The baseball plate is one of the most important parts in the game of baseball. It is used by batter to try and get hits off the pitch from the pitcher. It is also where runners go when they attempt to advance around the field. Without a safe place to walk, there would be no plays at all because runners would keep advancing forward until they were caught or reached first base. The plate is therefore very important for its role in baseball's scoring system.
There are two types of baseball plates: home and away. At the beginning of each inning, the umpire will call for any players who have been removed from the game to return to their team's plate. After every out, the umpire will do the same thing to make sure nobody has been left out of the game. If this happens before the end of an inning, then those players will have to remain in their current plate while the rest of the game continues without them.
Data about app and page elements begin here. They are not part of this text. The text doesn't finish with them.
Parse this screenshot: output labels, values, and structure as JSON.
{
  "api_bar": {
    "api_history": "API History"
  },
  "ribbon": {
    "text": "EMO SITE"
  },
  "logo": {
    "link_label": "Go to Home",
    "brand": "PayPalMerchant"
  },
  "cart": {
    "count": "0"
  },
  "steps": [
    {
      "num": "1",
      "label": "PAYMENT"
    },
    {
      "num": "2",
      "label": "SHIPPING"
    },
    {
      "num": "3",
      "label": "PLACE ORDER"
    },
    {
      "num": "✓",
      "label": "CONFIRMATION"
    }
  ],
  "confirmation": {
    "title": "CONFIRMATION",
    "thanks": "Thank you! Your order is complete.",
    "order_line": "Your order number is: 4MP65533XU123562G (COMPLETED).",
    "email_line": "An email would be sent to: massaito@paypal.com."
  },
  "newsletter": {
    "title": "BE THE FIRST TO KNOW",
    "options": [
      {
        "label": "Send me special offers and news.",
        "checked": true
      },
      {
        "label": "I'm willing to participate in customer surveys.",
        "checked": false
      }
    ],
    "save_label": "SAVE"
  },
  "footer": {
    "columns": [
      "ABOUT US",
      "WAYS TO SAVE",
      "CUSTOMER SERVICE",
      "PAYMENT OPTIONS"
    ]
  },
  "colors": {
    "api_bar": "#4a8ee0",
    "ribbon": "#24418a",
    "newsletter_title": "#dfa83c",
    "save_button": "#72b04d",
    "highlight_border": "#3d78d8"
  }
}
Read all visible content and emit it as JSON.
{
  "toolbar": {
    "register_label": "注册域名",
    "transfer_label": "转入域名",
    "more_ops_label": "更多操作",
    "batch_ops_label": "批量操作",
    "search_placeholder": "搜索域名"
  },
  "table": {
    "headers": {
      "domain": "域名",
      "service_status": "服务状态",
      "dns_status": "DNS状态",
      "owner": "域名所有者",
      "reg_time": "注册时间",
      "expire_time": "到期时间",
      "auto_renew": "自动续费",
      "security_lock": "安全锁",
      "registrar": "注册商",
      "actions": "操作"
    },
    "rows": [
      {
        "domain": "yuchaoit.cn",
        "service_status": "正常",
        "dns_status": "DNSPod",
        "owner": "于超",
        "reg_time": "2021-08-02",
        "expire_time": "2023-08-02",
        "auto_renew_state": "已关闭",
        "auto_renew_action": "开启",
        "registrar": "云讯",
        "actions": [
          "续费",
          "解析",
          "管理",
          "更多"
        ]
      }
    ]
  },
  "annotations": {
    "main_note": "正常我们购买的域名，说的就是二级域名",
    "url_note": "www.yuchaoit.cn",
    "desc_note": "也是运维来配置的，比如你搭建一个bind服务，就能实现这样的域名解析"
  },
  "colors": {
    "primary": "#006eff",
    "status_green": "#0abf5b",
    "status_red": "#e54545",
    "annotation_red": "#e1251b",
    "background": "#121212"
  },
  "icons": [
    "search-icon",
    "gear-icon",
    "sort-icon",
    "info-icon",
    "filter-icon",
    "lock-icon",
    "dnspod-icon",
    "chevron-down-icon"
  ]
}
Each team has a number of plates, usually between ten and fifteen. These objects are placed in front of their dugout to indicate which plate runners should use when advancing towards first base.
Home plate is a pentagon, which is a five-sided form. First base is located on the right side of the field, second base is located at the top of the infield, third base is located on the left side of the field, and home plate is located at the back of the field, where the catcher plays. The center of the plate is flat, but the edges are rounded for safety.
The legal diameter of the ball, bat, and plate are the same: 1 inch (2.5 cm). But the actual diameter of a ball varies from 0.6 to 1.1 inches (15 mm to 29 mm), while that of a bat tends to be between 17 and 20 inches (43 cm and 50 cm) long. So, even though they both have diameters of 1 inch, a baseball bat has much more surface area than a baseball, because so much of it is hidden inside the body. A batter can tell how hard a pitcher is throwing by listening to the sound of the ball against the barrel of the bat. A ball will make a different sound depending on what part of the plate it hits.
There are six surfaces of the baseball diamond: front, back, first-base line, second-base line, third-base line, and home plate. Each of these areas has a special meaning during gameplay.
The front of the baseball diamond is where the game begins.
In baseball, home plate is the base where the batter stands and where a base runner must safely reach in order to score a run. It is usually a chunk of rubber placed in the diamond's front corner. Home plate is ten feet from first base to which it is connected by a line called the pitcher's plate. A second line extends from home plate to third base where it meets a perpendicular line called the third-base line.
From first base, the batter has room to step off the line if he or she wants to face a different direction before returning to the batter's box. There is no such thing as an automatic out at first base; if a first baseman wants to tag a baserunner who is going all-out for second base, he or she can because there are no rules against a first baseman reaching over the bag.
Similarly, there are no rules against a catcher jumping up and tagging a running player who is heading toward second base. In fact, this kind of action is very common during double plays when a catcher may want to throw out a baserunner trying to advance two bases on one play.
While it is possible to reach first base without touching home plate, it is not recommended because it is illegal unless you have the ball in your hand.